Clasificación de EE.UU.709/203
Clasificación internacionalG06F15/16
Clasificación cooperativaH04L67/08, H04L67/14, G06F8/65, G06F9/4445
Clasificación europeaH04L29/08N13, H04L29/08N7, G06F9/44W1, G06F8/65
Eventos legales
FechaCódigoEventoDescripción
9 Dic 2008ASAssignment
Owner name: PROMPTU TECHNOLOGIES CORPORATION,COLORADO
Free format text: ASSIGNMENT OF ASSIGNORS INTEREST;ASSIGNORS:JAUDON, JOE;WILLIAMS, ADAM;REEL/FRAME:021950/0445
Effective date: 20081114
12 Nov 2010ASAssignment
Owner name: AVENTURA HQ, INC., COLORADO
Free format text: CHANGE OF NAME;ASSIGNOR:THINIDENTITY, INC.;REEL/FRAME:025358/0380
Effective date: 20101012
Owner name: THINIDENTITY CORPORATION, COLORADO
Free format text: CHANGE OF NAME;ASSIGNOR:PROMPTU TECHNOLOGIES CORPORATION;REEL/FRAME:025358/0350
Effective date: 20090313
8 Dic 2010ASAssignment
Owner name: AVENTURA HQ, INC., COLORADO

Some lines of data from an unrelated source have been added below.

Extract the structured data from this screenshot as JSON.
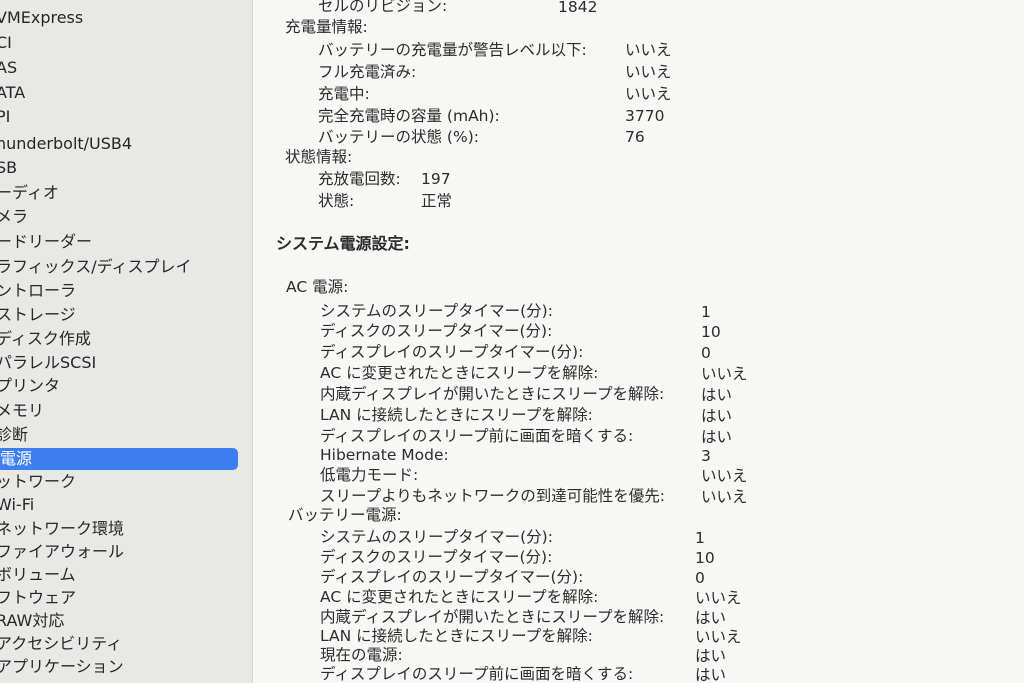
{
  "sidebar": {
    "items": [
      {
        "label": "VMExpress"
      },
      {
        "label": "CI"
      },
      {
        "label": "AS"
      },
      {
        "label": "ATA"
      },
      {
        "label": "PI"
      },
      {
        "label": "hunderbolt/USB4"
      },
      {
        "label": "SB"
      },
      {
        "label": "ーディオ"
      },
      {
        "label": "メラ"
      },
      {
        "label": "ードリーダー"
      },
      {
        "label": "ラフィックス/ディスプレイ"
      },
      {
        "label": "ントローラ"
      },
      {
        "label": "ストレージ"
      },
      {
        "label": "ディスク作成"
      },
      {
        "label": "パラレルSCSI"
      },
      {
        "label": "プリンタ"
      },
      {
        "label": "メモリ"
      },
      {
        "label": "診断"
      },
      {
        "label": "電源",
        "selected": true
      },
      {
        "label": "ットワーク"
      },
      {
        "label": "Wi-Fi"
      },
      {
        "label": "ネットワーク環境"
      },
      {
        "label": "ファイアウォール"
      },
      {
        "label": "ボリューム"
      },
      {
        "label": "フトウェア"
      },
      {
        "label": "RAW対応"
      },
      {
        "label": "アクセシビリティ"
      },
      {
        "label": "アプリケーション"
      }
    ]
  },
  "main": {
    "cell_revision": {
      "label": "セルのリビジョン:",
      "value": "1842"
    },
    "charge_info": {
      "heading": "充電量情報:",
      "rows": [
        {
          "label": "バッテリーの充電量が警告レベル以下:",
          "value": "いいえ"
        },
        {
          "label": "フル充電済み:",
          "value": "いいえ"
        },
        {
          "label": "充電中:",
          "value": "いいえ"
        },
        {
          "label": "完全充電時の容量 (mAh):",
          "value": "3770"
        },
        {
          "label": "バッテリーの状態 (%):",
          "value": "76"
        }
      ]
    },
    "status_info": {
      "heading": "状態情報:",
      "rows": [
        {
          "label": "充放電回数:",
          "value": "197"
        },
        {
          "label": "状態:",
          "value": "正常"
        }
      ]
    },
    "system_power_heading": "システム電源設定:",
    "ac_power": {
      "heading": "AC 電源:",
      "rows": [
        {
          "label": "システムのスリープタイマー(分):",
          "value": "1"
        },
        {
          "label": "ディスクのスリープタイマー(分):",
          "value": "10"
        },
        {
          "label": "ディスプレイのスリープタイマー(分):",
          "value": "0"
        },
        {
          "label": "AC に変更されたときにスリープを解除:",
          "value": "いいえ"
        },
        {
          "label": "内蔵ディスプレイが開いたときにスリープを解除:",
          "value": "はい"
        },
        {
          "label": "LAN に接続したときにスリープを解除:",
          "value": "はい"
        },
        {
          "label": "ディスプレイのスリープ前に画面を暗くする:",
          "value": "はい"
        },
        {
          "label": "Hibernate Mode:",
          "value": "3"
        },
        {
          "label": "低電力モード:",
          "value": "いいえ"
        },
        {
          "label": "スリープよりもネットワークの到達可能性を優先:",
          "value": "いいえ"
        }
      ]
    },
    "battery_power": {
      "heading": "バッテリー電源:",
      "rows": [
        {
          "label": "システムのスリープタイマー(分):",
          "value": "1"
        },
        {
          "label": "ディスクのスリープタイマー(分):",
          "value": "10"
        },
        {
          "label": "ディスプレイのスリープタイマー(分):",
          "value": "0"
        },
        {
          "label": "AC に変更されたときにスリープを解除:",
          "value": "いいえ"
        },
        {
          "label": "内蔵ディスプレイが開いたときにスリープを解除:",
          "value": "はい"
        },
        {
          "label": "LAN に接続したときにスリープを解除:",
          "value": "いいえ"
        },
        {
          "label": "現在の電源:",
          "value": "はい"
        },
        {
          "label": "ディスプレイのスリープ前に画面を暗くする:",
          "value": "はい"
        }
      ]
    }
  },
  "colors": {
    "selection": "#3d7ff1",
    "sidebar_bg": "#e8e8e6",
    "content_bg": "#f7f7f5"
  }
}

Free format text: ASSIGNMENT OF ASSIGNORS INTEREST;ASSIGNORS:JAUDON, JOE;WILLIAMS, ADAM;LOWREY, DAVID;SIGNING DATES FROM 20101122 TO 20101123;REEL/FRAME:025477/0812